Component data from apps and pages:
.....

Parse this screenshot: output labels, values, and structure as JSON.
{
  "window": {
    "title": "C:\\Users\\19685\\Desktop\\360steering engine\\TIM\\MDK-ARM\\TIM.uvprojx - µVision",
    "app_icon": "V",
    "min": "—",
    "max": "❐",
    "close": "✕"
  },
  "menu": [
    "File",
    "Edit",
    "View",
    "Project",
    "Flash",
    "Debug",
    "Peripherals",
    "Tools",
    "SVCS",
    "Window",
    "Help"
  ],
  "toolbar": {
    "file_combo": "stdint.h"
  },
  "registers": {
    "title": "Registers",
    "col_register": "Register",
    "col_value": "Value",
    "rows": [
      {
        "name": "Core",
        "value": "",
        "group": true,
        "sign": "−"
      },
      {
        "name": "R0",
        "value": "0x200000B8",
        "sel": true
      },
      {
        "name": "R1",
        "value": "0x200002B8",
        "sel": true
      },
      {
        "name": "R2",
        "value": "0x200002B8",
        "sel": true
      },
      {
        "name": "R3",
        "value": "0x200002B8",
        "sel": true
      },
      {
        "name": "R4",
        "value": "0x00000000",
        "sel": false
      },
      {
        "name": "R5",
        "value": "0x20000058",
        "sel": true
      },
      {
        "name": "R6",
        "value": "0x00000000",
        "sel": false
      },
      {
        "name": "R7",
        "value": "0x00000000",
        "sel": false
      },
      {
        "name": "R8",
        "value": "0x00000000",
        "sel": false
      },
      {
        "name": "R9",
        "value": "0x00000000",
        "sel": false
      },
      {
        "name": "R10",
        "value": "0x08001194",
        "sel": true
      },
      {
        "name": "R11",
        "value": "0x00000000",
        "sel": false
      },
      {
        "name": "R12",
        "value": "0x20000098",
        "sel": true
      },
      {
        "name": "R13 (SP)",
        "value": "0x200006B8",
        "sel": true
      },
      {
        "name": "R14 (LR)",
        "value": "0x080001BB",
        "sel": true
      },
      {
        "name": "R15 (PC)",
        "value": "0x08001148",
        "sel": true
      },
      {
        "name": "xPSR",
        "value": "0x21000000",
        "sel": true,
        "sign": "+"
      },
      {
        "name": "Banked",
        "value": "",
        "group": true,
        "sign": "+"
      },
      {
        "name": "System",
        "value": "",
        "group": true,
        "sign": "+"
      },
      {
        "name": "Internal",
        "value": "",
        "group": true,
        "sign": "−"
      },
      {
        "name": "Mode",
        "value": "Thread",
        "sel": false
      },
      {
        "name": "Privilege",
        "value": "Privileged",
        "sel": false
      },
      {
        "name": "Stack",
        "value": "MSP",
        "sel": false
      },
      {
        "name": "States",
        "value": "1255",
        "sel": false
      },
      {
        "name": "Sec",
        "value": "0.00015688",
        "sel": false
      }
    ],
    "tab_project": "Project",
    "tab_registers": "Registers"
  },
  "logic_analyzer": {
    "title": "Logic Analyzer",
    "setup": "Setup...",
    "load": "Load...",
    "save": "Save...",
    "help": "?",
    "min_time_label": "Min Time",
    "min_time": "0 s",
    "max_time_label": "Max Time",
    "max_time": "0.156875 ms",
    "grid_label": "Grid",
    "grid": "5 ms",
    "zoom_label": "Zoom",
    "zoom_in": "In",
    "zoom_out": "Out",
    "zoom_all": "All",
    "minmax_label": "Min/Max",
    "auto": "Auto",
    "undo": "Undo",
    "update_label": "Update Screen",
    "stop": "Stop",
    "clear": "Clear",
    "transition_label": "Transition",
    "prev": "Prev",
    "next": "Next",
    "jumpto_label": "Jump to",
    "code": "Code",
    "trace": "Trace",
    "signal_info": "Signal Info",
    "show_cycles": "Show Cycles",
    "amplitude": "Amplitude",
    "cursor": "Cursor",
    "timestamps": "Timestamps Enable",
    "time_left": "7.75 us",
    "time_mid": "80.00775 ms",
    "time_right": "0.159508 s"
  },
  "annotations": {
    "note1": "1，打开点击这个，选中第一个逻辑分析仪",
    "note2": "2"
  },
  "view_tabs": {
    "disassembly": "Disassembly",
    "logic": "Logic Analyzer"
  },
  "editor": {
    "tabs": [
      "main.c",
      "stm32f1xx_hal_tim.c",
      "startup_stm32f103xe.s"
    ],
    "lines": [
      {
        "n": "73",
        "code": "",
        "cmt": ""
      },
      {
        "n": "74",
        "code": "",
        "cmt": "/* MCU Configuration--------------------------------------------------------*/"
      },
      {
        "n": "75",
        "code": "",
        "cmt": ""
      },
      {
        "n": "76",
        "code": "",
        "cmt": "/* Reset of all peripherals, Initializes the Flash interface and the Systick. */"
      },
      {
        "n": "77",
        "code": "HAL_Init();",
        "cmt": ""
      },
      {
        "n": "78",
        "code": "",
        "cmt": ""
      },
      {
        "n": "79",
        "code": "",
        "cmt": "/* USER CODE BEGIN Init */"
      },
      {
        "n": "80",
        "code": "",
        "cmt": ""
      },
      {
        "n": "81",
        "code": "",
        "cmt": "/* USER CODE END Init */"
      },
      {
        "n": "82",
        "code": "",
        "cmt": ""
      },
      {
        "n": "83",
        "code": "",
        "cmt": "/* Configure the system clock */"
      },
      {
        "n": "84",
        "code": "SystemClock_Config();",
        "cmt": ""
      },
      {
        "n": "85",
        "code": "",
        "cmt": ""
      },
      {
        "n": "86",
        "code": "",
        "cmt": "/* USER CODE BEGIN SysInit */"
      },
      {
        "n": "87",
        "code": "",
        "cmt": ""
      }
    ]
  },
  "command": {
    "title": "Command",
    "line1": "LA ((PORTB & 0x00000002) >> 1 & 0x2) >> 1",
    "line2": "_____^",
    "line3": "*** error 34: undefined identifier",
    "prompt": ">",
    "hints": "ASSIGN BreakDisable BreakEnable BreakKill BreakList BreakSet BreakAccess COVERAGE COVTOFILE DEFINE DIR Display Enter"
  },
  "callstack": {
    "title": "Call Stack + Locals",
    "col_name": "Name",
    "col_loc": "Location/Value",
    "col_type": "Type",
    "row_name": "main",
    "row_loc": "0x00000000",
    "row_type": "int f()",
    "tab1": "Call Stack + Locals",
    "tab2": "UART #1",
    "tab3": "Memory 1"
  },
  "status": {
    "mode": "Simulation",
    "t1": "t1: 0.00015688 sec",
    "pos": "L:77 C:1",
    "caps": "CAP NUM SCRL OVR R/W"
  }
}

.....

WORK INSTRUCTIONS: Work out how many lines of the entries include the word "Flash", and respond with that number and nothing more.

RESPONSE: 2